Amazon announced Thursday that it would acquire PillPack, an online pharmacy with a nationwide reach, in a deal that could quickly make the online giant a major player in the drug business.
The deal is precisely the kind of news that the health care industry has been fearing for months, as Amazon hinted that it was interested in expanding its reach to include prescription drugs, a $560 billion business.
One barrier to entry for Amazon had been the bureaucratic hassle of securing pharmacy licenses in each state. But in acquiring PillPack, it is essentially leaping over that hurdle because the company is licensed to ship prescriptions in 50 states.
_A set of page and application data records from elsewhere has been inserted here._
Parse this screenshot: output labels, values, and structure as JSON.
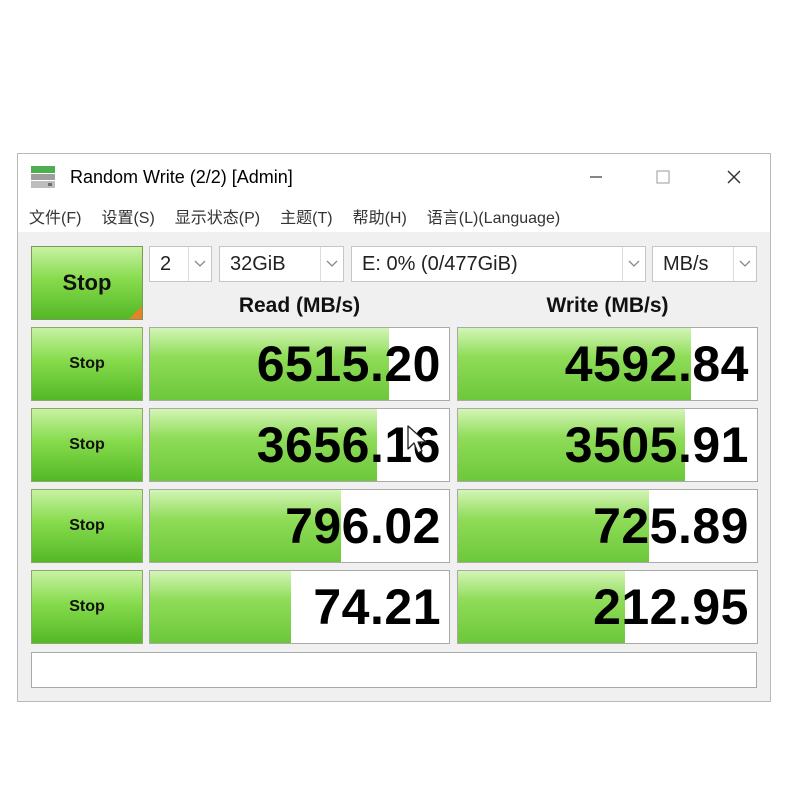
{
  "window": {
    "title": "Random Write (2/2) [Admin]",
    "icon": "disk-drive-icon",
    "controls": [
      "minimize-icon",
      "maximize-icon",
      "close-icon"
    ]
  },
  "menu": [
    {
      "label": "文件(F)"
    },
    {
      "label": "设置(S)"
    },
    {
      "label": "显示状态(P)"
    },
    {
      "label": "主题(T)"
    },
    {
      "label": "帮助(H)"
    },
    {
      "label": "语言(L)(Language)"
    }
  ],
  "controls": {
    "main_button": "Stop",
    "count": "2",
    "size": "32GiB",
    "drive": "E: 0% (0/477GiB)",
    "unit": "MB/s"
  },
  "headers": {
    "read": "Read (MB/s)",
    "write": "Write (MB/s)"
  },
  "rows": [
    {
      "button": "Stop",
      "read": "6515.20",
      "read_fill": 0.8,
      "write": "4592.84",
      "write_fill": 0.78
    },
    {
      "button": "Stop",
      "read": "3656.16",
      "read_fill": 0.76,
      "write": "3505.91",
      "write_fill": 0.76
    },
    {
      "button": "Stop",
      "read": "796.02",
      "read_fill": 0.64,
      "write": "725.89",
      "write_fill": 0.64
    },
    {
      "button": "Stop",
      "read": "74.21",
      "read_fill": 0.47,
      "write": "212.95",
      "write_fill": 0.56
    }
  ],
  "status": "",
  "colors": {
    "bar_green": "#6cc83a",
    "button_green": "#86db4c",
    "corner_orange": "#e8812a"
  }
}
Anxiety over what Amazon might do in health care has unsettled the industry and has been seen as one factor in a wave of recently proposed mergers, including CVS’s acquisition of Aetna and a union between the health insurer Cigna and Express Scripts, the pharmacy benefit manager. Last fall, perhaps in a move to get ahead of Amazon, CVS announced it would offer next-day delivery of prescription drugs and same-day service in some big cities.
The entry of Amazon into the pharmacy business could make it easier for the big pharmacy benefit mangers to persuade the Justice Department that their contemplated mergers with insurance companies will not harm consumers by hindering competition.
PillPack, which started in 2013, is an online pharmacy that distributes its pills in easy-to-use packages designed for consumers with chronic conditions and multiple prescriptions. The company sorts prescriptions by the dose and includes a label with a picture of each pill and notes on how it should be taken. It has long been seen as a potential target for larger businesses looking to expand their reach in online drug sales, including Amazon and Walmart.
While innovative, it is not necessarily a major player in the pharmacy world, bringing in about $100 million in revenue in 2017, according to the company.